My models were a seminary professor, Dr. W. W. Boyce. I can still remember his insightful views toward life, not only in the classroom but sitting out on the little bench at my seminary, Erskine, in Due West, S. C. His wife had died early on and was sick before that: he nursed her and made taking care of her, his life. He never remarried and had the philosophy that he wanted to devote the rest of his life to his students. When he taught me, he was about 80. In fact, while I was in his class, the school decided to retire him. We objected vehemently and threatened a demonstration which would have been unheard of in our day. They relented.

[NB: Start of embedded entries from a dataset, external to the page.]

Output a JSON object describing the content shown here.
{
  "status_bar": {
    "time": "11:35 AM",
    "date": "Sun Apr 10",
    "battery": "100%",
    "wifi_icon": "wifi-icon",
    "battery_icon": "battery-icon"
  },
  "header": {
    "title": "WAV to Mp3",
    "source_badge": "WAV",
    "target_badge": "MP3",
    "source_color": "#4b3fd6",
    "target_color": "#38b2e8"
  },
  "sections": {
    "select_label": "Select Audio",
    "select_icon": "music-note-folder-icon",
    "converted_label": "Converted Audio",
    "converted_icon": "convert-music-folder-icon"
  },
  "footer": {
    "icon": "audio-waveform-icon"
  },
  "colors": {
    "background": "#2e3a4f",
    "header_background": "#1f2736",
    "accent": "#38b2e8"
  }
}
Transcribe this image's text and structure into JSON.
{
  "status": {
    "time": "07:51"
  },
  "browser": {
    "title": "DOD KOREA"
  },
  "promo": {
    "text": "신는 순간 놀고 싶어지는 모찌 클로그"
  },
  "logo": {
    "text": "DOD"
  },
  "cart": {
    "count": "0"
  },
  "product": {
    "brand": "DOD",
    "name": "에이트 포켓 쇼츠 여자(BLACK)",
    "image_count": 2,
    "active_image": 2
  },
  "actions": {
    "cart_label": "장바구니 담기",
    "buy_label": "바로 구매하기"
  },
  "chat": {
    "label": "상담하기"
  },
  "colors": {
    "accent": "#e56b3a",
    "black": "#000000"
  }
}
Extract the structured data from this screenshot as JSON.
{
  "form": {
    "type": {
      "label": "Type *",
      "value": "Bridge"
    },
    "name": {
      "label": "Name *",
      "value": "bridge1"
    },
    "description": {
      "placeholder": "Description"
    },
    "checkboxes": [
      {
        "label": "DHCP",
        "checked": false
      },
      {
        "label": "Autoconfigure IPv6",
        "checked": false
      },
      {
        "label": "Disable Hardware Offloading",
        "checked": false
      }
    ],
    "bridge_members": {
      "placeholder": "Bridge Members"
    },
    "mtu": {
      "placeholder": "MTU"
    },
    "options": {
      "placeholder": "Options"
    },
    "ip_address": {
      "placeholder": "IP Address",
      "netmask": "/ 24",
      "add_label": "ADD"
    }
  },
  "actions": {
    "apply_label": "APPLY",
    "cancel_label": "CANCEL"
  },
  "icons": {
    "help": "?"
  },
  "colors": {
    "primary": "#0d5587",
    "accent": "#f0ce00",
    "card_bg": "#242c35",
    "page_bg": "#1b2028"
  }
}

The second model was an older woman, at least 80 or so when I knew her. I was a busboy at the college cafeteria. She constantly solicited info from me about my life, my future, any and everything. At some point, she decided that she wanted to invest a small amount of money, like $200 dollars per month in helping me. At that time, I had about four jobs and her gift meant I could quit a couple and devote more time to my studies. It was a Godsend to me and the only stipulation, which was self imposed, was that I reciprocate at some time in the future in helping others. I have and rarely do it that I don't, to myself, say this is in honor of my dear friend, Nonnie (I never learned her real first name: her last name was Kendrick). Now, with Dr. Boyce and Nonnie, how did they get that way? I don't know but I know this, their philosophy of life reflected an attitude that just didn't happen.

Tuesday, December 9, 2008


The Last Time I Saw My Father is one of those relational movies that seem to more or less cover the same theme. Although British, decidedly American in outlook, meaning lots of “navel” gazing. We are the best at attempting to figure how how we got to be who we are.

Are we hopelessly screwed up because of Dad or Mom or whatever. I use to love to quote author Tom Harris from his book, “I’m OK, You’re OK” from the seventies. This is an aside but I’ve always wondered how the theory of Transactionsl Analysis, fell out of favor with psychological theorists or did it? Regardless, I haven’t heard it mentioned in years. Harris said something like: “It is pretty sad if I think I am what I am today at 40 because my Mom hit my Dad with my potty chair on Christmas eve, in Cincinnati.”

This movie is a little like that. I kept wanting to say to Colin Firth, get over it. Jim Broadbent did a good job of portraying the less than insightful father with an outsized ego. Firth played the “hang dog” looking son even as a teenager.

What I did like about the movie was the fact that it dealt with reality about as well as movies do. Americans would have probably tried to tie it all up in a neat bow at the end. With the way the Brits handled it, gave us more of a chance to coginate our navel. 2 parachutes


Possibly related posts: (automatically generated)

Righteous Kill
Field of Dreams

Thursday, December 4, 2008


A very unusual and pensive movie. Must have gone directly to video and I don't know why. The story is so intense that getting it on a movie of two hours is pretty tough. They got the basics: one man's passion for doing away with the slave trade in his native England. It was the driver in his life. What a wonderful thing to have a passion and never give up. And, I might add: to have a forum, a pulpit, to get the message out there and to actually change things. As an aside, I will admit that there was some wishful thinking on my pet cause of National Community Service but without much of a chance to make a difference. And, can anyone think of anything more terrible than trafficking in human souls. Well, asking a few Americans to fight our wars is not far behind.

There were lots of nuances to this movie, the protagonist's sickness for one thing, probably chron's disease. Then, there was the song, Amazing Grace, the power of the hymn was simply overwhelming.

Some things weren't totally fleshed out as well as they could be but OK. It sure struck me, although subtle in the movie: the English slave trade was greatly enhanced by the Americans. And, it surely didn't escape me that America, who practised the slave trade and helped others do it a little more than a hundred years ago has now elected a President, who, very well may be descended from slaves. God bless America, we are still trying to get it right. Good movie, 2 parachutes.